- An unexpected attachment that could be an invoice, a resume, or other document that contains a malicious link.
- An unusual request that seems out of the ordinary like transferring a large sum of money — especially common when the attacker is impersonating a CFO or CEO.
- An urgent request that may be related to, for example, an unauthorized payment notification or suggestion that your device has been infected with malware, prompting you to call a fake support number.
- An offer that sounds too good to be true such as an offer to win money or prizes in exchange for entering personal or company information.
- Social media connection request from someone you don’t know — an obvious red flag on some platforms, but not others like LinkedIn where that behavior is typical. LinkedIn removed more than 87 million spam and scam attempts in the first half of 2022..
Despite the fact that today’s technology solutions can provide a certain level of protection against cyber attacks, research has shown that up to 80% or more of data breaches are caused by human error, and the most common social engineering attack type — phishing — was responsible for 90% of data breaches in 2021 according to Cisco. Raising awareness around the red flags of social engineering attacks and the need to develop better personal cyber hygiene is critical to both personal and organizational security.

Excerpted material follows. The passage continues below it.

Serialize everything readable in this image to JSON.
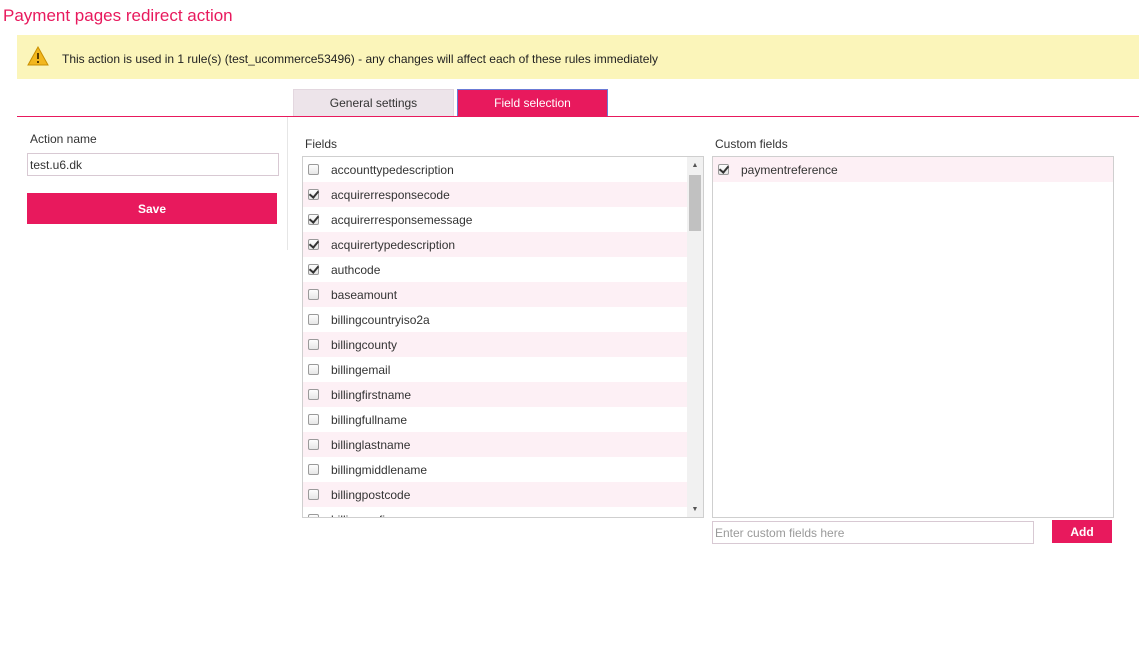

How Does My Personal Cyber Hygiene Create an Organizational Risk?
Threat actors build digital profiles of potential targets quickly and efficiently by employing social media scraping tools and data mining algorithms to collect and analyze large amounts of publicly available information. Every piece of information that you have shared online, including seemingly innocuous things another person has shared about you (tagging you in a post, sharing a group photo, etc), could be gathered and subsequently used to tailor a social engineering attack. And while a portion of cybercriminals may be interested in gaining access to your personal bank account, credit card information, or social security number to use for identity theft, it’s often the case that the end goal is larger and you’re just the key to open that door.

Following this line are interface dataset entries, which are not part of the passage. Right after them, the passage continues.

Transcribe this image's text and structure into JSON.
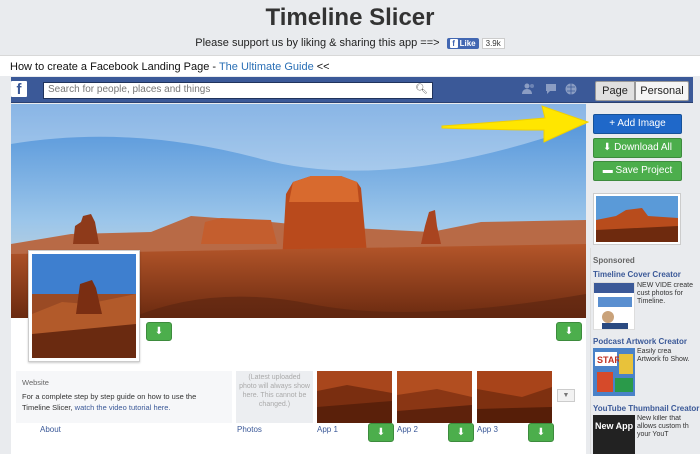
{
  "header": {
    "title": "Timeline Slicer",
    "support_text": "Please support us by liking & sharing this app ==>",
    "like_label": "Like",
    "like_count": "3.9k"
  },
  "howto": {
    "prefix": "How to create a Facebook Landing Page - ",
    "link_text": "The Ultimate Guide",
    "suffix": " <<"
  },
  "fb": {
    "logo": "f",
    "search_placeholder": "Search for people, places and things",
    "icons": [
      "friends-icon",
      "messages-icon",
      "globe-icon"
    ],
    "tabs": {
      "page": "Page",
      "personal": "Personal"
    }
  },
  "page": {
    "info": {
      "heading": "Website",
      "text_before": "For a complete step by step guide on how to use the Timeline Slicer, ",
      "link": "watch the video tutorial here."
    },
    "photos_placeholder": "(Latest uploaded photo will always show here. This cannot be changed.)",
    "nav": {
      "about": "About",
      "photos": "Photos",
      "app1": "App 1",
      "app2": "App 2",
      "app3": "App 3"
    },
    "dropdown": "▼"
  },
  "sidebar": {
    "add_image": "Add Image",
    "download_all": "Download All",
    "save_project": "Save Project",
    "sponsored": "Sponsored",
    "ads": [
      {
        "title": "Timeline Cover Creator",
        "text": "NEW VIDE create cust photos for Timeline."
      },
      {
        "title": "Podcast Artwork Creator",
        "text": "Easily crea Artwork fo Show."
      },
      {
        "title": "YouTube Thumbnail Creator",
        "text": "New killer that allows custom th your YouT"
      }
    ],
    "ad_image_texts": {
      "ad2": "START",
      "ad3": "New App For YouTube!"
    }
  },
  "colors": {
    "fb_blue": "#3b5998",
    "primary": "#1f68c9",
    "success": "#4cae4c",
    "arrow": "#ffe600"
  }
}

How might your personal data may be used as part of a larger scheme?
- Password cracking: Using the same password for multiple accounts can potentially pave the way for an attacker to gain access to other accounts, including those belonging to the organization.
- Identity theft: An attacker uses personal information, such as an individual’s name, address, and date of birth, to create a fake identity and use it to gain access to the organization’s systems or financial accounts.
- Pretexting: Your personal data can be used to create a believable pretext to persuade you or someone else to divulge sensitive information or carry out actions that compromise the organization’s security.
- Spear phishing: An attacker could use personal information, such as an individual’s name, job title, or email address, to craft a targeted phishing email that appears to come from a legitimate source. The email could contain a malicious link or attachment that, when clicked on, allows the attacker to gain access to an organization’s systems.
- Business email compromise (BEC): An attacker uses personal details to impersonate a high-level executive or other trusted individual within the organization so as to induce employees to transfer money or reveal confidential information.
When it comes to social engineering prevention, awareness is a key defense. Know what it is, how to spot the red flags of an attack, and understand the linkage between your personal cyber hygiene and organizational risk.
Hacker Techniques: Profiling Social Engineering Attack Targets
In Part 2 of this social engineering attack prevention series, we explore the attackers playbook, delving into the tactics and tools they use to profile their targets.